Southside Hall: what is that?


Hunter Morrison, Staff Writer

If you’re walking around UWF, you’ve probably noticed several vacant buildings clustered around campus. These square-shaped buildings sit near the John C. Pace Library, the University Commons and J.B. Hopkins Hall, drawing curious attention to all who walk past. But what exactly are they?

Believe it or not, these were once residence halls for students. Formally known as the Southside Halls, these residence halls were part of the original 25 buildings constructed when UWF opened in 1967. There are 15 of these residence halls in total. 

“Built back in the late 1960s, the Southside Halls were nicknamed the ‘pizza hut dorms’ because like Pizza Huts back in the day they went up quickly and all pretty much looked the same,” said Receiving Manager and Supervisor for UWF’s Housing Maintenance Department William Taft. “They were well known for being the first University Resident Facility in Florida to offer residents their own private showers and bathrooms. It made them quite popular and well-loved in the community.”

Each building in the Southside residences, with the exception of Buildings 28 and 33, could house a maximum of 32 residents. Each building was divided into four sections, housing eight students in each section. Each individual room in the residence halls could serve two students. 

All of the 15 Southside residences have a square footage of a little more than 3000 feet. Although it may not look like it at first glance, each hall is two stories tall.

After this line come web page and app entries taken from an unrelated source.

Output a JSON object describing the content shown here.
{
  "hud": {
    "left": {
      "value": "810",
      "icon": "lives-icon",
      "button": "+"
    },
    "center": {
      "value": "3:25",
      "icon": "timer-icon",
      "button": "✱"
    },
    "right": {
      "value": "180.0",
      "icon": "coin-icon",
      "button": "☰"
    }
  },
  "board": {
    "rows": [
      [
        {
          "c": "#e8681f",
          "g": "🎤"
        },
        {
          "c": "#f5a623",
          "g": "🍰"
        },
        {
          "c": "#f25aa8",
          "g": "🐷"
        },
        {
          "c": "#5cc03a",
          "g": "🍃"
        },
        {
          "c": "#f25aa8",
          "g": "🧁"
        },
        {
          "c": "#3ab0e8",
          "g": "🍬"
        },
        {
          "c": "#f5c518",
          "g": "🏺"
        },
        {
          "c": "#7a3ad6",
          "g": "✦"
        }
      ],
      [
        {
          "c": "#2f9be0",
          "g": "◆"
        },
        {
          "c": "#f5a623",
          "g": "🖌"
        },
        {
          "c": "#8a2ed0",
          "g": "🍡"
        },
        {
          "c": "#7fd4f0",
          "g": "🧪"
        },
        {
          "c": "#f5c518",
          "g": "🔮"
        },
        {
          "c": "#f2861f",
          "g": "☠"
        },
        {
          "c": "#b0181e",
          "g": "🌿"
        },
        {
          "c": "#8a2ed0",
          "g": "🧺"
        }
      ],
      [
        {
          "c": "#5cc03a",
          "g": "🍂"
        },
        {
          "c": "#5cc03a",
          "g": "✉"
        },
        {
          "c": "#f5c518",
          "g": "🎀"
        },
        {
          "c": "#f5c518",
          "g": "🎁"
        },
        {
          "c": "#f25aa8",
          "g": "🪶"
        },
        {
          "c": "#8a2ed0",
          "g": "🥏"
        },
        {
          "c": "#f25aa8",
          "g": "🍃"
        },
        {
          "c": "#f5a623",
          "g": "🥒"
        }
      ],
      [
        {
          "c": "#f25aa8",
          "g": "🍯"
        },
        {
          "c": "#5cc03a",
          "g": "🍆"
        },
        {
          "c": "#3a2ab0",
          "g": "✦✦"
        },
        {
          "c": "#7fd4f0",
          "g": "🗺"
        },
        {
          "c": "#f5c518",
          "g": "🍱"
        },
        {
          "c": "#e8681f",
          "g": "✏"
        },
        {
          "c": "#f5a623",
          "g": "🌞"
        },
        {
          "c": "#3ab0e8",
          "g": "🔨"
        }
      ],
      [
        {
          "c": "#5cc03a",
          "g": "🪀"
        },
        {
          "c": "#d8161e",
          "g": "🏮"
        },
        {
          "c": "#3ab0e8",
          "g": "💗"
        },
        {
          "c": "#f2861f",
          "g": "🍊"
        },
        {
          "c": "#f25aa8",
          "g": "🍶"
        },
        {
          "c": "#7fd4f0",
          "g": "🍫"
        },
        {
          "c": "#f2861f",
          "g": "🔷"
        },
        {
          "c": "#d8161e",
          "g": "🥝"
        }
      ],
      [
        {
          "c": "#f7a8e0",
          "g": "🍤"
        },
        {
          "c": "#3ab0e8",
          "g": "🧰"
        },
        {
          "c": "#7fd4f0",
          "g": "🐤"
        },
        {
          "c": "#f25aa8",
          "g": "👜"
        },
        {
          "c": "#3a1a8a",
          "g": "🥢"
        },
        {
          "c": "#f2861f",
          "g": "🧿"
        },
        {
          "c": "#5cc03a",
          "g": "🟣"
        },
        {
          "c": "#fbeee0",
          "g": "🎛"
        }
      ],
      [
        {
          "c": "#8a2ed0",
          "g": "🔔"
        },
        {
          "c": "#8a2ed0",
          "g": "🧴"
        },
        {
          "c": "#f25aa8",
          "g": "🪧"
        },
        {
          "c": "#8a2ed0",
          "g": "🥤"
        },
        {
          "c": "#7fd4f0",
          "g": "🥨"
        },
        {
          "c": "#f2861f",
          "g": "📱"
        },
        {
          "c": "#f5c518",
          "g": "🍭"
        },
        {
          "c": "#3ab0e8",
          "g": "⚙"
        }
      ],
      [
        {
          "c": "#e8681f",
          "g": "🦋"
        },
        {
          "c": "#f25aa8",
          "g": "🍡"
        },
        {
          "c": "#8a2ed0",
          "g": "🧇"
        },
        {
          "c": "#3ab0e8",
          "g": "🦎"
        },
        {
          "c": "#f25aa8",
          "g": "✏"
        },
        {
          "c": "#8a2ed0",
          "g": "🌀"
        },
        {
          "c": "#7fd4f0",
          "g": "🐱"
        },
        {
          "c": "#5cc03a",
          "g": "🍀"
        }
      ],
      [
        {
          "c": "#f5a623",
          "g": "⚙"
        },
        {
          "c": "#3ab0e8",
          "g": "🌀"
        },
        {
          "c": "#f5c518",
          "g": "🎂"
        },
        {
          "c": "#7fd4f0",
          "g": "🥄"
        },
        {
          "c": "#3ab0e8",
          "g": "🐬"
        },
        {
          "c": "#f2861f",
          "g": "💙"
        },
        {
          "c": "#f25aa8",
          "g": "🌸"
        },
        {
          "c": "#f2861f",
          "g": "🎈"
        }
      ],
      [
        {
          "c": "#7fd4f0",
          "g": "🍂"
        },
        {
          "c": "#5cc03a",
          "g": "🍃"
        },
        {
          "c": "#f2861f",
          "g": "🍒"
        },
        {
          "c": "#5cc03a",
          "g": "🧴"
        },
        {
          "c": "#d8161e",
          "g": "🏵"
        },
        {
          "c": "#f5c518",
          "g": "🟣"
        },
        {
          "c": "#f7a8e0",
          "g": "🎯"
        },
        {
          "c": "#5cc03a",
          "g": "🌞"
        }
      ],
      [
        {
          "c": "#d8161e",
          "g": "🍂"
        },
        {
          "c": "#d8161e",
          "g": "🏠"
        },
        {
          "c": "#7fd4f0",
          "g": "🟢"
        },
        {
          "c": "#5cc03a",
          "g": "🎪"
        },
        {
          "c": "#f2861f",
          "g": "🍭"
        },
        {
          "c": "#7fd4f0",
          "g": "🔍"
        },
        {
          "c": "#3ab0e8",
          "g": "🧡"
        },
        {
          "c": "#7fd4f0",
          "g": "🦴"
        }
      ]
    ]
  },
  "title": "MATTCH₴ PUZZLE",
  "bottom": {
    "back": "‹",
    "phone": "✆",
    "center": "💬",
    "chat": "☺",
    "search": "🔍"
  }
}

Each residence hall also has a courtyard, which was ideal for social gatherings or Greek Life activities.

“After some time, the Southsides found themselves as more or less the Greek Life residential halls,” said Taft. “Mostly those in building numbers 26 through 35, with 35 having been the most recent sorority that found a home in a Southside. Each sorority and fraternity for the most part had their own Southside that they were allowed to decorate inside and allow residents in their houses to stay in.”

Since being constructed, the Southsides have seen renovations. Southside Building 28 has had one of its sides renovated into two office spaces for the Hall Directors and an office for the Student Desk Assistants and Resident Associates. Additionally, the top floor of the renovated side of Building 28 has been turned into a two-section apartment for the Southside Hall Director. 

Unlike most modern residence halls, the majority of the Southside residences did not have a kitchen. Building 33 of the Southside Halls was an exception to this, as a kitchen was installed in one of its wings. 

The Southside Halls served UWF students for nearly 50 years until its closure in 2017. Over the years, the Southsides have housed thousands of university students. 

“After nearly 50 years of running as residential halls, Housing and Residential Life had to make a difficult decision to shut down the Southsides,” said Taft. “The cost of running and up-keeping the halls became too great, and for the safety and health of UWF’s residents and staff, we shut them down and began the process of emptying them.”

Currently, there are no distinct plans for what the future holds for the Southside Halls. As long as they stand on UWF’s campus, they will be a point of curiosity and marvel for all present and future students and staff.